Subway riders in New York City.
Associated Press/Photo by Richard Drew
Subway riders in New York City.

Showing kindness to strangers

Faith & Inspiration

I love the human race. It’s people I find trying. Like when one of them is pumping gas right beside you with the most appalling words in the English language reverberating out of his open car window, soaking your children in verbal sewage. And he looks about 40. It could be regional.

Riding the bus or subway can also be unhappy. You wouldn’t plan your vacation around it. A river cruise, sure. A subway circuit? Unlikely. And yet in these situations when we are wading deep into the flow of urban humanity while neighbor rudeness challenges our patience and prudence, the needs of our neighbor present us with the privilege of selfless service, helping a total stranger manage a burden or avoid a loss.

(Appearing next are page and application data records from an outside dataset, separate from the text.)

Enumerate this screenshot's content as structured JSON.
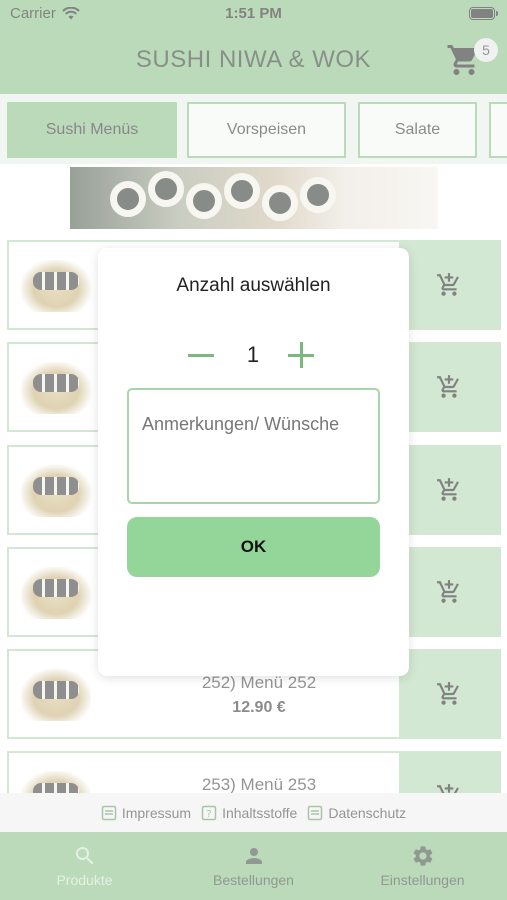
{
  "status_bar": {
    "carrier": "Carrier",
    "time": "1:51 PM"
  },
  "header": {
    "title": "SUSHI NIWA & WOK",
    "cart_count": "5"
  },
  "tabs": [
    {
      "label": "Sushi Menüs",
      "active": true
    },
    {
      "label": "Vorspeisen",
      "active": false
    },
    {
      "label": "Salate",
      "active": false
    }
  ],
  "products": [
    {
      "name": "",
      "price": ""
    },
    {
      "name": "",
      "price": ""
    },
    {
      "name": "",
      "price": ""
    },
    {
      "name": "",
      "price": ""
    },
    {
      "name": "252) Menü 252",
      "price": "12.90 €"
    },
    {
      "name": "253) Menü 253",
      "price": ""
    }
  ],
  "footer_links": {
    "impressum": "Impressum",
    "inhaltsstoffe": "Inhaltsstoffe",
    "datenschutz": "Datenschutz"
  },
  "tab_bar": {
    "produkte": "Produkte",
    "bestellungen": "Bestellungen",
    "einstellungen": "Einstellungen"
  },
  "modal": {
    "title": "Anzahl auswählen",
    "quantity": "1",
    "notes_placeholder": "Anmerkungen/ Wünsche",
    "notes_value": "",
    "ok_label": "OK"
  },
  "colors": {
    "primary": "#7bb87b",
    "accent_light": "#a9d3a9",
    "ok_button": "#94d69a"
  }
}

Someone gets up to exit at her subway stop and you see she has left her cell phone or umbrella in the seat. What do you do? Is it any of your business? Why should you care? But you do, and you see it as very much your business. You alert the woman or grab the item and chase after her. What happens then? She thanks you sincerely. If she doesn’t thank you, you see there’s something terribly wrong in her, but you know you’ve done the right thing. You feel deeply satisfied, especially when the stranger completes the moral transaction with thanks. The day has been well spent simply for that small accomplishment. You may even thank God for it.

We see you’ve been enjoying the content on our exclusive member website. Ready to get unlimited access to all of WORLD’s member content?
Get your risk-free, 30-Day FREE Trial Membership right now.
(Don’t worry. It only takes a sec—and you don’t have to give us payment information right now.)

Get your risk-free, 30-Day FREE Trial Membership right now.

So perhaps it wasn’t such a small thing after all. The value of an umbrella or cell phone cannot be measured in merely economic terms. The exchange was moral and the value it added was personal and civic and profoundly human. It was larger than the moment and it enlarged everyone involved. The Bible records that Tabitha made clothes for old widows, then died. But she left behind glory to God and she deepened the enjoyment and bond of love among the people she served.

We don’t celebrate these small helps the way we do saving a child from a burning building or risking one’s life serving Ebola patients in Africa. But you are doing more than saving strangers a few dollars and inconvenience. You love as God loves, freely and largely unnoticed. You affirm not only your neighbors’ humanity but also the human bond you share with them, regardless of their race, religion, politics, ZIP code, or personal morality. Jesus commended the Good Samaritan in part because he showed no interest in any of these things.

These neighbor helps are not in the corners and margins of life; they’re the substance. Common courtesies, kindnesses, and minor heroic gestures are what adorn life with soft texture and peaceful beauty. It’s not the abundance, quality, and novelty of consumer goods that makes life good. It is these little unrequested supports—amongst family, between workmates, and from one stranger to another as paths cross.

This is true—we all know it to be true either from our experience of it or from our misery in denying it—because we are made for it, made in the image of the Triune God—Father, Son, and Holy Spirit—in whom love is always happening. Then there are those neighbors who make themselves obnoxiously unlovely. Yes. As it did for Jesus, sometimes it requires sacrifice.

D.C. Innes
D.C. Innes

D.C. is associate professor of politics at The King's College in New York City and co-author of Left, Right, and Christ: Evangelical Faith in Politics (Russell Media). Follow D.C. on Twitter @DCInnes1.


You must be a WORLD member to post comments.

    Keep Reading


    Life with Lyme

    For long-term Lyme patients, treatment is a matter of…